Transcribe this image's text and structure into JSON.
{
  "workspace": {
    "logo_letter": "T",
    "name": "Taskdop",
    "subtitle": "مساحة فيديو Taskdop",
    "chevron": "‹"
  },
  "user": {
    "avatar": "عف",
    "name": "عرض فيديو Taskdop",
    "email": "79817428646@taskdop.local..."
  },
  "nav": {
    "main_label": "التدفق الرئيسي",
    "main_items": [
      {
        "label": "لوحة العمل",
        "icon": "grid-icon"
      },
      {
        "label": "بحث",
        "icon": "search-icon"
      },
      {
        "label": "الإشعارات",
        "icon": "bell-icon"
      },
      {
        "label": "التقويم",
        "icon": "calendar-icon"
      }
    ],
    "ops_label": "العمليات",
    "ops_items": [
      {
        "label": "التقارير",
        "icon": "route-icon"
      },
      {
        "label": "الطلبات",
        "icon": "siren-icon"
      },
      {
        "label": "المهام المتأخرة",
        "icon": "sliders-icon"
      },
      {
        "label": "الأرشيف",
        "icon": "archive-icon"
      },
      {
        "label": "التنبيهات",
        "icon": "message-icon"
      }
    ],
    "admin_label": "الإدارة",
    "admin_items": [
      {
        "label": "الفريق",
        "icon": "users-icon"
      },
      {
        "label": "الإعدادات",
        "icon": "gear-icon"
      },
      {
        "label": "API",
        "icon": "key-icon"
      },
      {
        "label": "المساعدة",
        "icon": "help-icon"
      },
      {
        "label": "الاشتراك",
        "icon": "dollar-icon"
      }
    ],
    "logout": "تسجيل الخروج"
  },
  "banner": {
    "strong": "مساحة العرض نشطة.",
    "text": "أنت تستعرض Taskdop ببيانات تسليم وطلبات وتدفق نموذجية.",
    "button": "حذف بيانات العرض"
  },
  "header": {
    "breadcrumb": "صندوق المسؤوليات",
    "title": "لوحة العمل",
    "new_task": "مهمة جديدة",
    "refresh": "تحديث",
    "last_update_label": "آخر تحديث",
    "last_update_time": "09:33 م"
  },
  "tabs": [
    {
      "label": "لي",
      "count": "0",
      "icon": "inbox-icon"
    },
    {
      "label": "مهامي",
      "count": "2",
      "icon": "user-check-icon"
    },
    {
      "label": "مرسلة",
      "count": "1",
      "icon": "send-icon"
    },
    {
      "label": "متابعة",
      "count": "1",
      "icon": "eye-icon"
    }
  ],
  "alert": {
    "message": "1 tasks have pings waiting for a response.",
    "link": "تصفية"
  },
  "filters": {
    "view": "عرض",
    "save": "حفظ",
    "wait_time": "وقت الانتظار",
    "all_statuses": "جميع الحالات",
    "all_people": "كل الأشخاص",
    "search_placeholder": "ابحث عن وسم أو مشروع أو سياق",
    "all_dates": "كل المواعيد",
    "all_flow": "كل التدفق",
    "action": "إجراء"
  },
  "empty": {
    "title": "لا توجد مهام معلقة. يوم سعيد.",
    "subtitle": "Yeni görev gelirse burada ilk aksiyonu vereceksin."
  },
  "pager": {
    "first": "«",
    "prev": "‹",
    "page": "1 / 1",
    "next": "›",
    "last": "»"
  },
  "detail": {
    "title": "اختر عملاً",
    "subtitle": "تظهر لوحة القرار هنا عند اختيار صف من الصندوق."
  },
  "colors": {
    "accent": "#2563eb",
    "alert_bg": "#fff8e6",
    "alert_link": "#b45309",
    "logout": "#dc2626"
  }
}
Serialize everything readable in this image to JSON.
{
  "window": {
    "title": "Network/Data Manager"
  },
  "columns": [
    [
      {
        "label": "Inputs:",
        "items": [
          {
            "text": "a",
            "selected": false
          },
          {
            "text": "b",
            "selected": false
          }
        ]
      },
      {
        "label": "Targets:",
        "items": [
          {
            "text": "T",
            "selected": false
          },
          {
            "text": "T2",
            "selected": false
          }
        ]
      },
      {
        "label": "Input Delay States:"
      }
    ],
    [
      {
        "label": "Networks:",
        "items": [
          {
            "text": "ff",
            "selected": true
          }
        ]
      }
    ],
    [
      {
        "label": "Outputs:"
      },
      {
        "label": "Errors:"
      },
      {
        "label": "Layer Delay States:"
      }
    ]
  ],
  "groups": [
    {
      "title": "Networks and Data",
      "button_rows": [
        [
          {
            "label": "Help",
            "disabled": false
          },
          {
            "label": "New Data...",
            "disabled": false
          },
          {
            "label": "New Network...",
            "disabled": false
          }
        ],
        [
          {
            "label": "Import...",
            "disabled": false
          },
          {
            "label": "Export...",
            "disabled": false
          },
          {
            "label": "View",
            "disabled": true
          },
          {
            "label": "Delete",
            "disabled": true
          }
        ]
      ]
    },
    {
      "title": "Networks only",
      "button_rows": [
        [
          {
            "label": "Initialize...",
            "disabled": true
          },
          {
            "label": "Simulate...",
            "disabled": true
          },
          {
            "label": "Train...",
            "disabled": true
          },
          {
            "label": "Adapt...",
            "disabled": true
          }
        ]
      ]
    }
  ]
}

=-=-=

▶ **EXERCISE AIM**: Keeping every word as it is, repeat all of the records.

▶ **YOUR SOLUTION**:
Transcribe this image's text and structure into JSON.
{
  "workspace": {
    "logo_letter": "T",
    "name": "Taskdop",
    "subtitle": "مساحة فيديو Taskdop",
    "chevron": "‹"
  },
  "user": {
    "avatar": "عف",
    "name": "عرض فيديو Taskdop",
    "email": "79817428646@taskdop.local..."
  },
  "nav": {
    "main_label": "التدفق الرئيسي",
    "main_items": [
      {
        "label": "لوحة العمل",
        "icon": "grid-icon"
      },
      {
        "label": "بحث",
        "icon": "search-icon"
      },
      {
        "label": "الإشعارات",
        "icon": "bell-icon"
      },
      {
        "label": "التقويم",
        "icon": "calendar-icon"
      }
    ],
    "ops_label": "العمليات",
    "ops_items": [
      {
        "label": "التقارير",
        "icon": "route-icon"
      },
      {
        "label": "الطلبات",
        "icon": "siren-icon"
      },
      {
        "label": "المهام المتأخرة",
        "icon": "sliders-icon"
      },
      {
        "label": "الأرشيف",
        "icon": "archive-icon"
      },
      {
        "label": "التنبيهات",
        "icon": "message-icon"
      }
    ],
    "admin_label": "الإدارة",
    "admin_items": [
      {
        "label": "الفريق",
        "icon": "users-icon"
      },
      {
        "label": "الإعدادات",
        "icon": "gear-icon"
      },
      {
        "label": "API",
        "icon": "key-icon"
      },
      {
        "label": "المساعدة",
        "icon": "help-icon"
      },
      {
        "label": "الاشتراك",
        "icon": "dollar-icon"
      }
    ],
    "logout": "تسجيل الخروج"
  },
  "banner": {
    "strong": "مساحة العرض نشطة.",
    "text": "أنت تستعرض Taskdop ببيانات تسليم وطلبات وتدفق نموذجية.",
    "button": "حذف بيانات العرض"
  },
  "header": {
    "breadcrumb": "صندوق المسؤوليات",
    "title": "لوحة العمل",
    "new_task": "مهمة جديدة",
    "refresh": "تحديث",
    "last_update_label": "آخر تحديث",
    "last_update_time": "09:33 م"
  },
  "tabs": [
    {
      "label": "لي",
      "count": "0",
      "icon": "inbox-icon"
    },
    {
      "label": "مهامي",
      "count": "2",
      "icon": "user-check-icon"
    },
    {
      "label": "مرسلة",
      "count": "1",
      "icon": "send-icon"
    },
    {
      "label": "متابعة",
      "count": "1",
      "icon": "eye-icon"
    }
  ],
  "alert": {
    "message": "1 tasks have pings waiting for a response.",
    "link": "تصفية"
  },
  "filters": {
    "view": "عرض",
    "save": "حفظ",
    "wait_time": "وقت الانتظار",
    "all_statuses": "جميع الحالات",
    "all_people": "كل الأشخاص",
    "search_placeholder": "ابحث عن وسم أو مشروع أو سياق",
    "all_dates": "كل المواعيد",
    "all_flow": "كل التدفق",
    "action": "إجراء"
  },
  "empty": {
    "title": "لا توجد مهام معلقة. يوم سعيد.",
    "subtitle": "Yeni görev gelirse burada ilk aksiyonu vereceksin."
  },
  "pager": {
    "first": "«",
    "prev": "‹",
    "page": "1 / 1",
    "next": "›",
    "last": "»"
  },
  "detail": {
    "title": "اختر عملاً",
    "subtitle": "تظهر لوحة القرار هنا عند اختيار صف من الصندوق."
  },
  "colors": {
    "accent": "#2563eb",
    "alert_bg": "#fff8e6",
    "alert_link": "#b45309",
    "logout": "#dc2626"
  }
}
Serialize everything readable in this image to JSON.
{
  "window": {
    "title": "Network/Data Manager"
  },
  "columns": [
    [
      {
        "label": "Inputs:",
        "items": [
          {
            "text": "a",
            "selected": false
          },
          {
            "text": "b",
            "selected": false
          }
        ]
      },
      {
        "label": "Targets:",
        "items": [
          {
            "text": "T",
            "selected": false
          },
          {
            "text": "T2",
            "selected": false
          }
        ]
      },
      {
        "label": "Input Delay States:"
      }
    ],
    [
      {
        "label": "Networks:",
        "items": [
          {
            "text": "ff",
            "selected": true
          }
        ]
      }
    ],
    [
      {
        "label": "Outputs:"
      },
      {
        "label": "Errors:"
      },
      {
        "label": "Layer Delay States:"
      }
    ]
  ],
  "groups": [
    {
      "title": "Networks and Data",
      "button_rows": [
        [
          {
            "label": "Help",
            "disabled": false
          },
          {
            "label": "New Data...",
            "disabled": false
          },
          {
            "label": "New Network...",
            "disabled": false
          }
        ],
        [
          {
            "label": "Import...",
            "disabled": false
          },
          {
            "label": "Export...",
            "disabled": false
          },
          {
            "label": "View",
            "disabled": true
          },
          {
            "label": "Delete",
            "disabled": true
          }
        ]
      ]
    },
    {
      "title": "Networks only",
      "button_rows": [
        [
          {
            "label": "Initialize...",
            "disabled": true
          },
          {
            "label": "Simulate...",
            "disabled": true
          },
          {
            "label": "Train...",
            "disabled": true
          },
          {
            "label": "Adapt...",
            "disabled": true
          }
        ]
      ]
    }
  ]
}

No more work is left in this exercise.